One of my college band directors taught all of his students by his words and deeds using the most calm mannerisms I’ve ever been around. His mantra was, “Be kind to each other. It’s important.” Sometimes that may be difficult for you, but try to avoid negative reactions that can wreak havoc on your health and your personal and professional relationships. You may be surprised by the unexpected results that give you more positive feelings than you could ever realize.

Music people live in a world of continual learning, risk-taking, and riding on a roller coaster of highs and lows that are amplified by their self-expectation of perfection or attainment. Always do your best and try to enjoy the smiles from friends, colleagues, and associates when the effort or a plan produces positive results. Balance that with family as a priority and you will be a success. If you did your best, no one can fault you for any outcome. Ever.

As a composer, I believe it is important to pay attention to how different film directors think about and approach their craft, and ours. After all, we need to continually hone our collaborative skills since they are the focus for using our abilities successfully to serve and underscore the needs of the film, the TV show, or the video game.

For instance, I just spent last evening taking notes while once again reviewing the AFI Master Class where Spielberg and Williams discuss movie scenes that influenced their thinking and their collaborative process. My 34 years of teaching instrumental music, arranging and composing music, rewriting musical sections because they were too difficult or did not keep an audience focused, has everything to do with this business AND nothing to do with this business. In other words, I am still learning and making an effort to understand past the obvious. I’ve always truly believed that learning is a non-stop process; a continuous journey.
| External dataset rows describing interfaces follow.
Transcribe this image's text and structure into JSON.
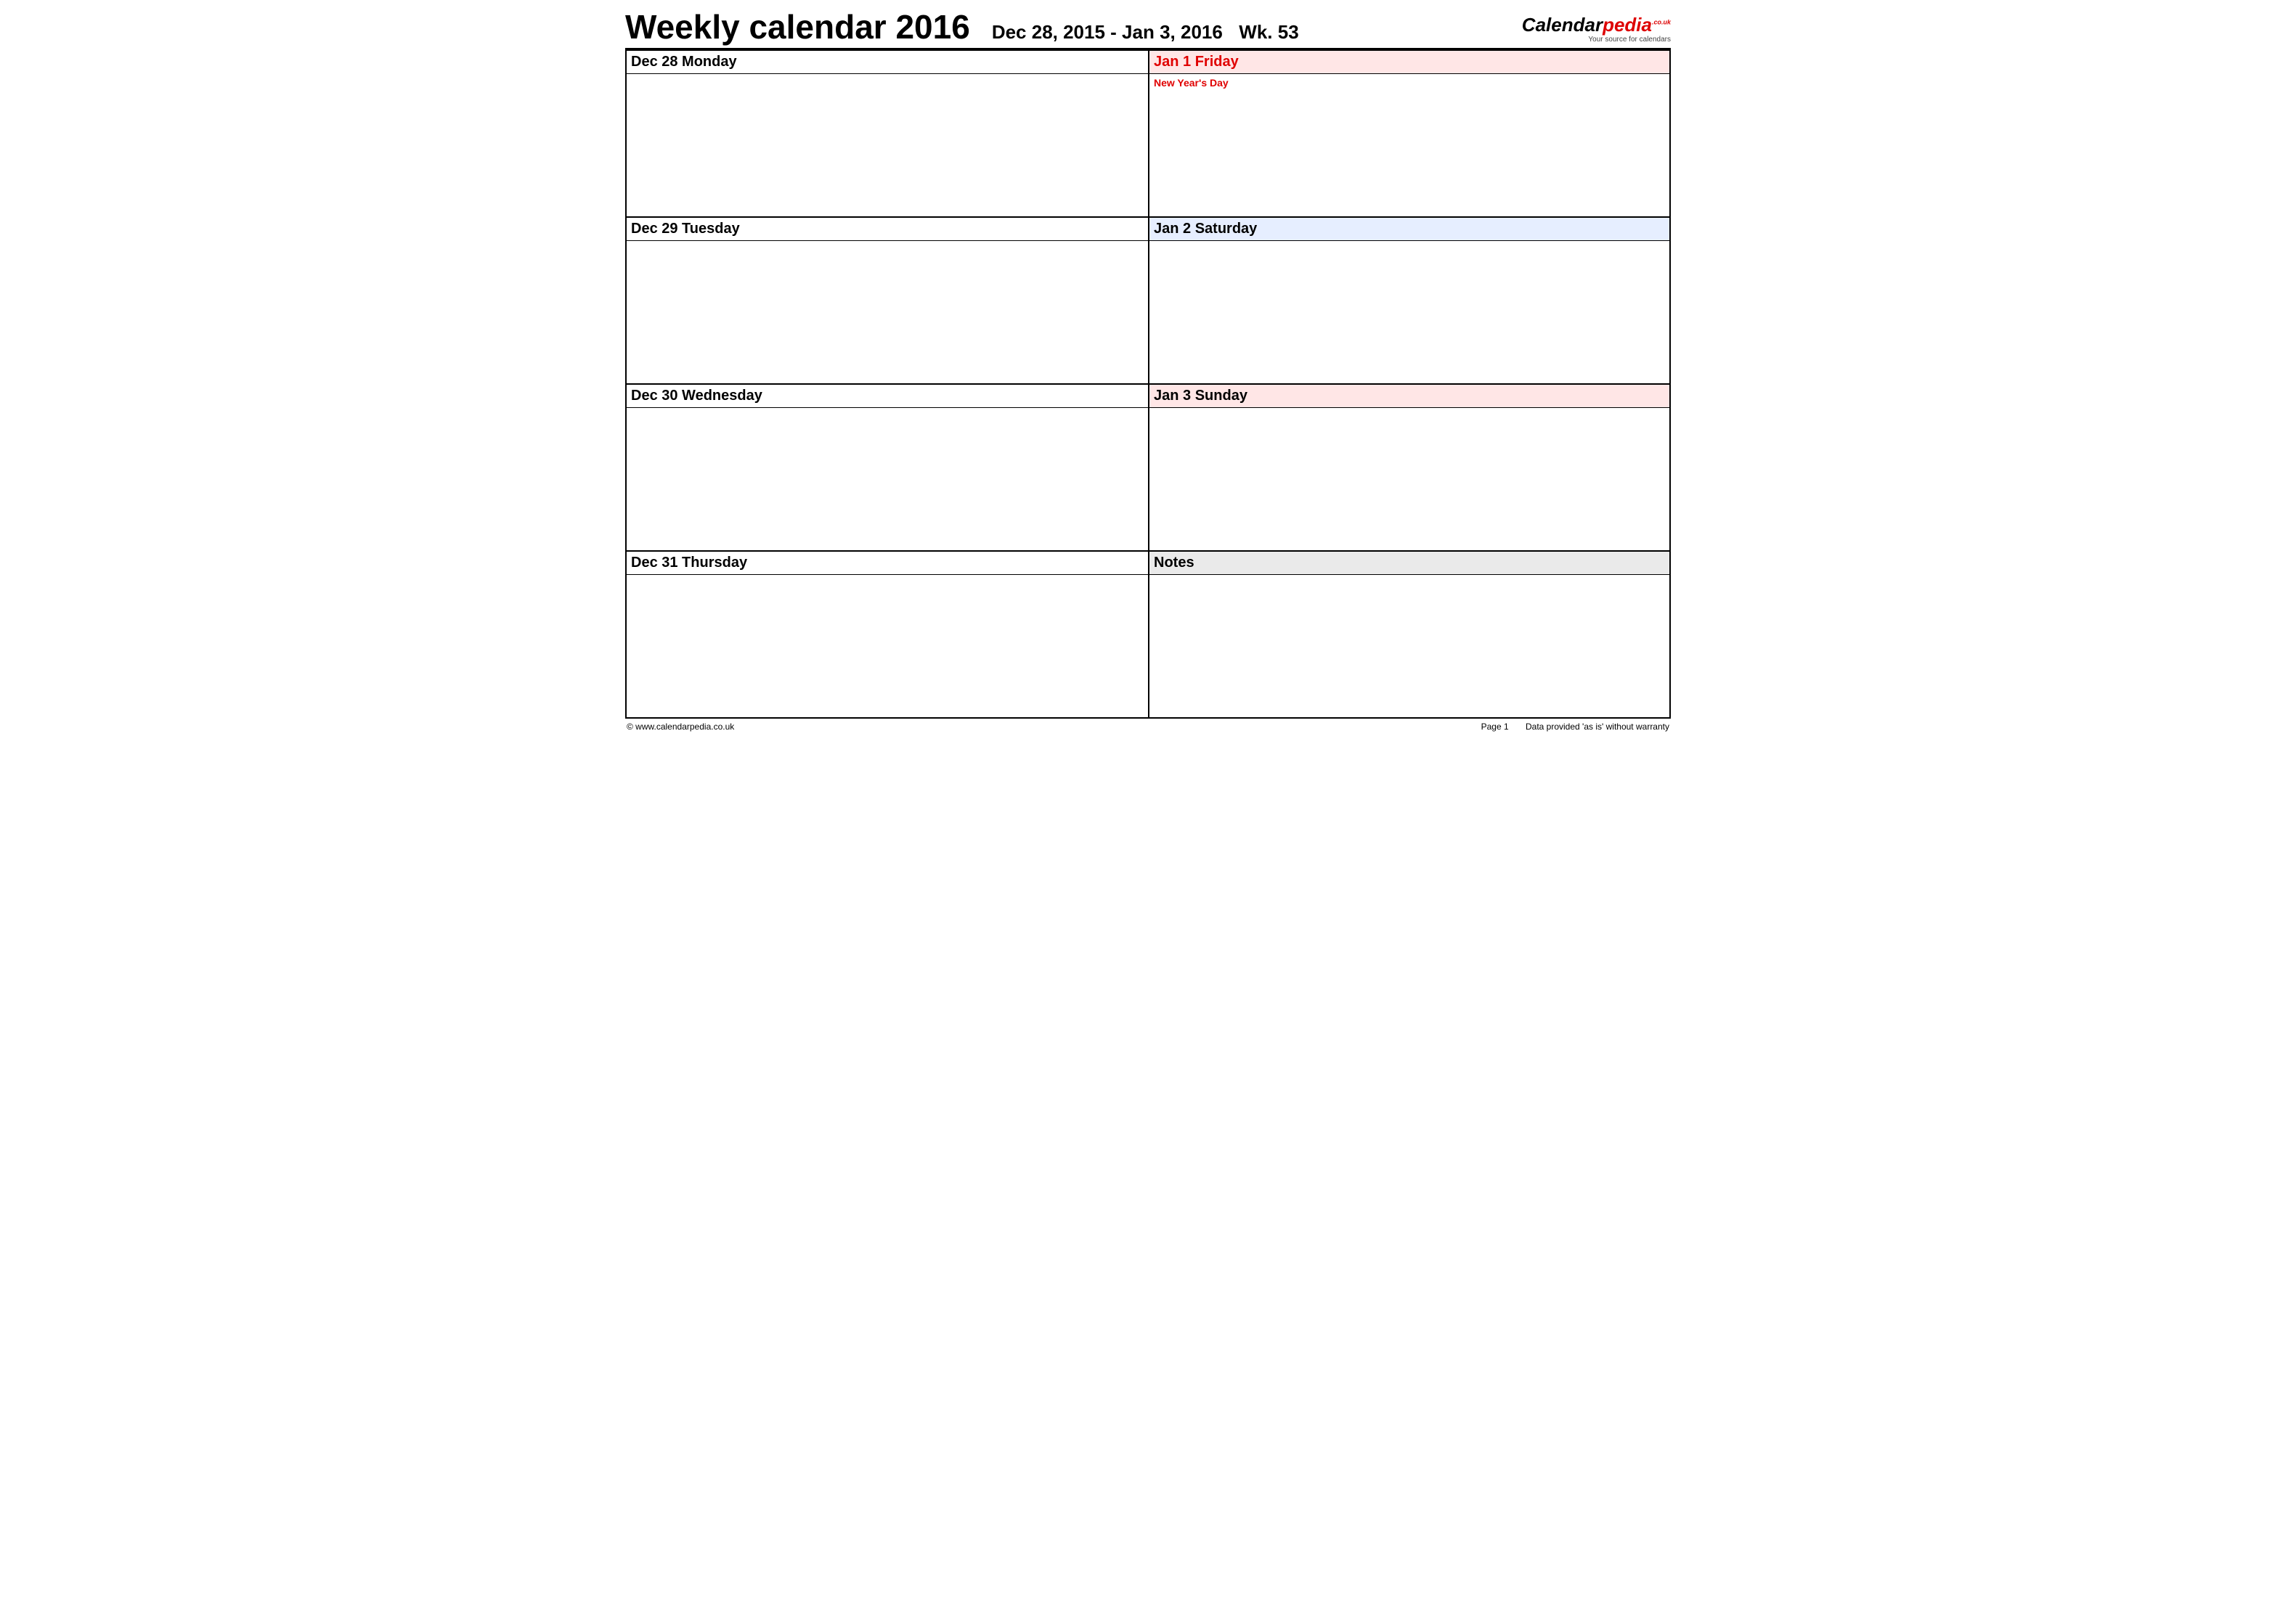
{
  "header": {
    "title": "Weekly calendar 2016",
    "date_range": "Dec 28, 2015 - Jan 3, 2016",
    "week_label": "Wk. 53"
  },
  "logo": {
    "part1": "Calendar",
    "part2": "pedia",
    "suffix": ".co.uk",
    "tagline": "Your source for calendars"
  },
  "cells": {
    "left": [
      {
        "head": "Dec 28  Monday",
        "body": ""
      },
      {
        "head": "Dec 29  Tuesday",
        "body": ""
      },
      {
        "head": "Dec 30  Wednesday",
        "body": ""
      },
      {
        "head": "Dec 31  Thursday",
        "body": ""
      }
    ],
    "right": [
      {
        "head": "Jan 1  Friday",
        "body": "New Year's Day"
      },
      {
        "head": "Jan 2  Saturday",
        "body": ""
      },
      {
        "head": "Jan 3  Sunday",
        "body": ""
      },
      {
        "head": "Notes",
        "body": ""
      }
    ]
  },
  "footer": {
    "copyright": "© www.calendarpedia.co.uk",
    "page": "Page 1",
    "disclaimer": "Data provided 'as is' without warranty"
  }
}
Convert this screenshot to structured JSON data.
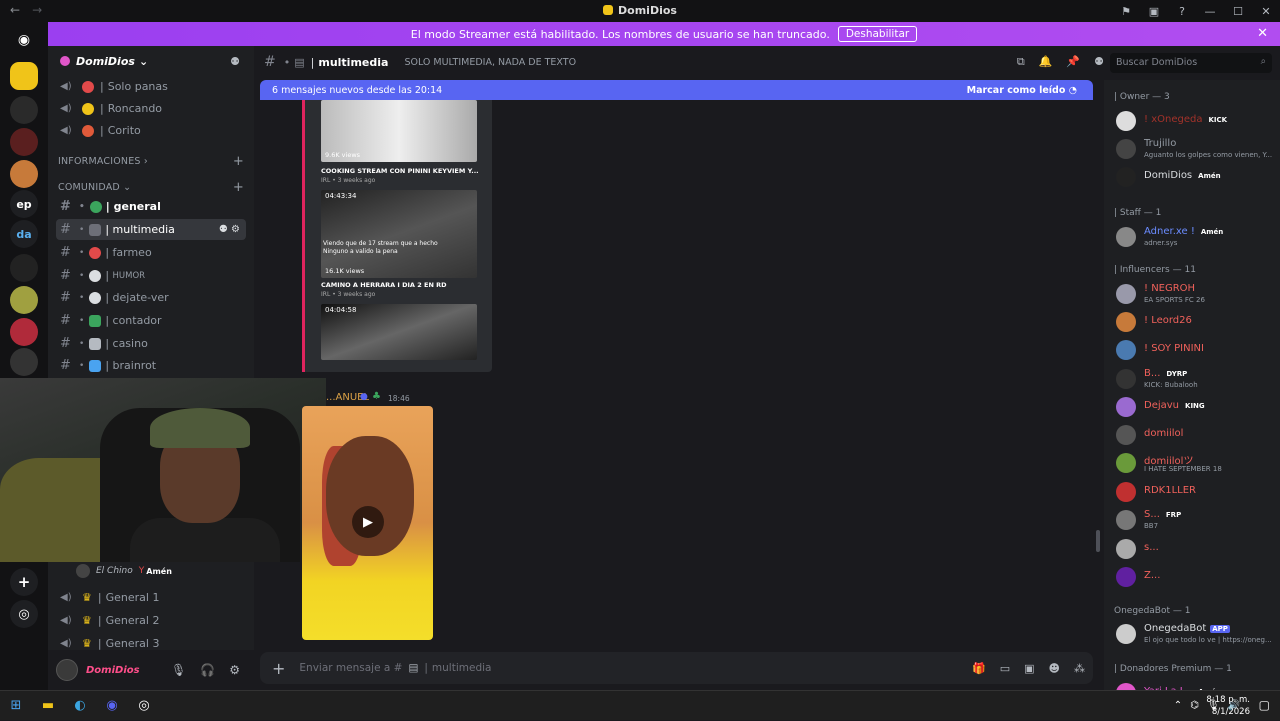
{
  "titlebar": {
    "title": "DomiDios"
  },
  "banner": {
    "text": "El modo Streamer está habilitado. Los nombres de usuario se han truncado.",
    "button": "Deshabilitar"
  },
  "servers": [
    "ep",
    "da"
  ],
  "guild": {
    "name": "DomiDios"
  },
  "sidebar": {
    "voice_top": [
      {
        "label": "Solo panas",
        "color": "#e24a4a"
      },
      {
        "label": "Roncando",
        "color": "#f0c419"
      },
      {
        "label": "Corito",
        "color": "#e05a3a"
      }
    ],
    "categories": {
      "info": "INFORMACIONES",
      "comunidad": "COMUNIDAD"
    },
    "channels": [
      {
        "label": "general",
        "color": "#3ba55d",
        "bold": true
      },
      {
        "label": "multimedia",
        "color": "#949ba4",
        "active": true
      },
      {
        "label": "farmeo",
        "color": "#e24a4a"
      },
      {
        "label": "HUMOR",
        "color": "#dbdee1"
      },
      {
        "label": "dejate-ver",
        "color": "#dbdee1"
      },
      {
        "label": "contador",
        "color": "#3ba55d"
      },
      {
        "label": "casino",
        "color": "#b5bac1"
      },
      {
        "label": "brainrot",
        "color": "#4aa3f0"
      }
    ],
    "webcam_user": "El Chino",
    "webcam_badge": "Amén",
    "voice_bottom": [
      "General 1",
      "General 2",
      "General 3"
    ]
  },
  "user": {
    "name": "DomiDios"
  },
  "header": {
    "channel": "multimedia",
    "topic": "SOLO MULTIMEDIA, NADA DE TEXTO"
  },
  "search": {
    "placeholder": "Buscar DomiDios"
  },
  "newbar": {
    "text": "6 mensajes nuevos desde las 20:14",
    "action": "Marcar como leído"
  },
  "embed": {
    "videos": [
      {
        "views": "9.6K views",
        "title": "COOKING STREAM CON PININI KEYVIEM Y...",
        "meta": "IRL • 3 weeks ago"
      },
      {
        "duration": "04:43:34",
        "views": "16.1K views",
        "title": "CAMINO A HERRARA I DIA 2 EN RD",
        "meta": "IRL • 3 weeks ago",
        "overlay": "Viendo que de 17 stream que a hecho Ninguno a valido la pena"
      },
      {
        "duration": "04:04:58"
      }
    ]
  },
  "message": {
    "author": "...ANUEL",
    "time": "18:46"
  },
  "composer": {
    "placeholder": "Enviar mensaje a #",
    "channel": "multimedia"
  },
  "members": {
    "roles": [
      {
        "label": "| Owner — 3"
      },
      {
        "label": "| Staff — 1"
      },
      {
        "label": "| Influencers — 11"
      },
      {
        "label": "OnegedaBot — 1"
      },
      {
        "label": "| Donadores Premium — 1"
      }
    ],
    "list": [
      {
        "name": "! xOnegeda",
        "status": "",
        "tag": "KICK",
        "tagColor": "#53fc18",
        "nameColor": "#a3322a"
      },
      {
        "name": "Trujillo",
        "status": "Aguanto los golpes como vienen, Y...",
        "nameColor": "#949ba4"
      },
      {
        "name": "DomiDios",
        "status": "",
        "tag": "Amén",
        "tagColor": "#e24a4a",
        "nameColor": "#dbdee1"
      },
      {
        "name": "Adner.xe !",
        "status": "adner.sys",
        "tag": "Amén",
        "tagColor": "#e24a4a",
        "nameColor": "#6b8cff"
      },
      {
        "name": "! NEGROH",
        "status": "EA SPORTS FC 26",
        "nameColor": "#f0615b"
      },
      {
        "name": "! Leord26",
        "status": "",
        "nameColor": "#f0615b"
      },
      {
        "name": "! SOY PININI",
        "status": "",
        "nameColor": "#f0615b"
      },
      {
        "name": "B...",
        "status": "KICK: Bubalooh",
        "tag": "DYRP",
        "tagColor": "#3ba55d",
        "nameColor": "#f0615b"
      },
      {
        "name": "Dejavu",
        "status": "",
        "tag": "KING",
        "tagColor": "#f0c419",
        "nameColor": "#f0615b"
      },
      {
        "name": "domiilol",
        "status": "",
        "nameColor": "#f0615b"
      },
      {
        "name": "domiilolツ",
        "status": "I HATE SEPTEMBER 18",
        "nameColor": "#f0615b"
      },
      {
        "name": "RDK1LLER",
        "status": "",
        "nameColor": "#f0615b"
      },
      {
        "name": "S...",
        "status": "BB7",
        "tag": "FRP",
        "tagColor": "#b5bac1",
        "nameColor": "#f0615b"
      },
      {
        "name": "s...",
        "status": "",
        "nameColor": "#f0615b"
      },
      {
        "name": "Z...",
        "status": "",
        "nameColor": "#f0615b"
      },
      {
        "name": "OnegedaBot",
        "status": "El ojo que todo lo ve | https://oneg...",
        "tag": "APP",
        "tagColor": "#5865f2",
        "nameColor": "#dbdee1"
      },
      {
        "name": "Yari La J...",
        "status": "",
        "tag": "Amén",
        "tagColor": "#e24a4a",
        "nameColor": "#e056c9"
      }
    ]
  },
  "taskbar": {
    "time": "8:18 p. m.",
    "date": "8/1/2026"
  },
  "colors": {
    "accent": "#5865f2",
    "banner": "#b14df0",
    "streamer_red": "#e0245e"
  }
}
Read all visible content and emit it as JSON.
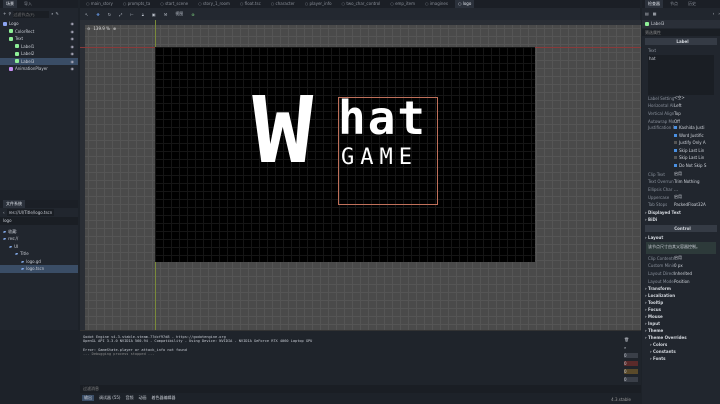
{
  "scene_dock": {
    "tabs": [
      "场景",
      "导入"
    ],
    "filter_placeholder": "过滤节点(F)",
    "tree": [
      {
        "name": "Logo",
        "type": "Node2D",
        "color": "#8da5f3",
        "indent": 0
      },
      {
        "name": "ColorRect",
        "type": "ColorRect",
        "color": "#8eef97",
        "indent": 1
      },
      {
        "name": "Text",
        "type": "Node2D",
        "color": "#8eef97",
        "indent": 1
      },
      {
        "name": "Label1",
        "type": "Label",
        "color": "#8eef97",
        "indent": 2
      },
      {
        "name": "Label2",
        "type": "Label",
        "color": "#8eef97",
        "indent": 2
      },
      {
        "name": "Label3",
        "type": "Label",
        "color": "#8eef97",
        "indent": 2,
        "selected": true
      },
      {
        "name": "AnimationPlayer",
        "type": "AnimationPlayer",
        "color": "#c38ef1",
        "indent": 1
      }
    ]
  },
  "filesystem": {
    "title": "文件系统",
    "path": "res://UI/Title/logo.tscn",
    "filter": "logo",
    "tree": [
      {
        "name": "收藏:",
        "indent": 0
      },
      {
        "name": "res://",
        "indent": 0
      },
      {
        "name": "UI",
        "indent": 1
      },
      {
        "name": "Title",
        "indent": 2
      },
      {
        "name": "logo.gd",
        "indent": 3
      },
      {
        "name": "logo.tscn",
        "indent": 3,
        "selected": true
      }
    ]
  },
  "editor_tabs": [
    "main_story",
    "prompts_ta",
    "start_scene",
    "story_1_room",
    "float.tsc",
    "character",
    "player_info",
    "two_char_control",
    "emp_item",
    "imagines",
    "logo"
  ],
  "toolbar": {
    "view_label": "视图",
    "zoom": "139.9 %"
  },
  "canvas": {
    "logo_big": "W",
    "logo_hat": "hat",
    "logo_game": "GAME"
  },
  "output": {
    "lines": [
      "Godot Engine v4.3.stable.steam.77dcf97d8 - https://godotengine.org",
      "OpenGL API 3.3.0 NVIDIA 560.94 - Compatibility - Using Device: NVIDIA - NVIDIA GeForce RTX 4060 Laptop GPU",
      "",
      "Error: GameState.player or attack_info not found",
      "--- Debugging process stopped ---"
    ],
    "filter_placeholder": "过滤消息",
    "bottom_tabs": [
      "输出",
      "调试器 (55)",
      "音频",
      "动画",
      "着色器编辑器"
    ],
    "version": "4.3.stable",
    "counts": [
      "0",
      "0",
      "0",
      "0"
    ]
  },
  "inspector": {
    "tabs": [
      "检查器",
      "节点",
      "历史"
    ],
    "node": "Label3",
    "filter_placeholder": "筛选属性",
    "class_header": "Label",
    "text_label": "Text",
    "text_value": "hat",
    "props": [
      [
        "Label Settings",
        "<空>"
      ],
      [
        "Horizontal Alignment",
        "Left"
      ],
      [
        "Vertical Alignment",
        "Top"
      ],
      [
        "Autowrap Mode",
        "Off"
      ]
    ],
    "justification_label": "Justification Flags",
    "flags": [
      [
        "Kashida Justi",
        true
      ],
      [
        "Word Justific",
        true
      ],
      [
        "Justify Only A",
        false
      ],
      [
        "Skip Last Lin",
        true
      ],
      [
        "Skip Last Lin",
        false
      ],
      [
        "Do Not Skip S",
        true
      ]
    ],
    "props2": [
      [
        "Clip Text",
        "启用"
      ],
      [
        "Text Overrun Behavior",
        "Trim Nothing"
      ],
      [
        "Ellipsis Char",
        "…"
      ],
      [
        "Uppercase",
        "启用"
      ],
      [
        "Tab Stops",
        "PackedFloat32A"
      ]
    ],
    "sections": [
      "Displayed Text",
      "BiDi"
    ],
    "control_header": "Control",
    "layout_label": "Layout",
    "warning": "该节点尺寸由其父容器控制。",
    "layout_props": [
      [
        "Clip Contents",
        "启用"
      ],
      [
        "Custom Minimum Size",
        "0 px"
      ],
      [
        "Layout Direction",
        "Inherited"
      ],
      [
        "Layout Mode",
        "Position"
      ]
    ],
    "groups": [
      "Transform",
      "Localization",
      "Tooltip",
      "Focus",
      "Mouse",
      "Input",
      "Theme",
      "Theme Overrides",
      "Colors",
      "Constants",
      "Fonts"
    ]
  }
}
When I can, I prefer to learn from those that have already had success in this business. They have already forged ahead and are a wealth of knowledge and experiences. I have also discovered in my brief time of pursuing this path of composing for media that many within the category of experienced and proven directors and composers are more than willing to share their thoughts if the timing is correct for them. I would say to those just starting out to 1) zip the lips, 2) always be ready with your mind, 3) listen with empathy and deep interest, and 4) for Pete’s sake take good notes, 5) ask questions when the opportunity presents itself, and 6) be sincere as well as gracious with your compliments for their opinions and their time.

The attached Francis Ford Coppola interview presents his interesting perspective on the cinema. Some of the highlights include:
1) “If you don’t take a risk then how are you going to make something really beautiful, that hasn’t been seen before?”
2) “Try to disconnect the idea of cinema with the idea of making a living and money. You have to remember that it’s only a few hundred years, if that much, that artists are working with money.”
3) “When you make a movie, always discover what the theme of the movie is in one or two words.” (His explanation of why is quite interesting.)
4) “Napoleon once said, ‘Use the weapons at hand,’ and this is what a film director has to do everyday.”
5) Coppola discusses his idea from theatre and his use of a prompt book for his ideas.
6) When asked what the best piece of advice that he’s given to his children he said, “Always make your work personal. And, you never have to lie… It is very important for an artist not to lie, and most important is not to lie to yourself.” He also discusses how to handle questions in work or in life when you would prefer to lie.
7) What’s the biggest barrier to being an artist? Coppola answers, “Self-confidence always. The artist always battles his own/her own feeling of inadequacy.”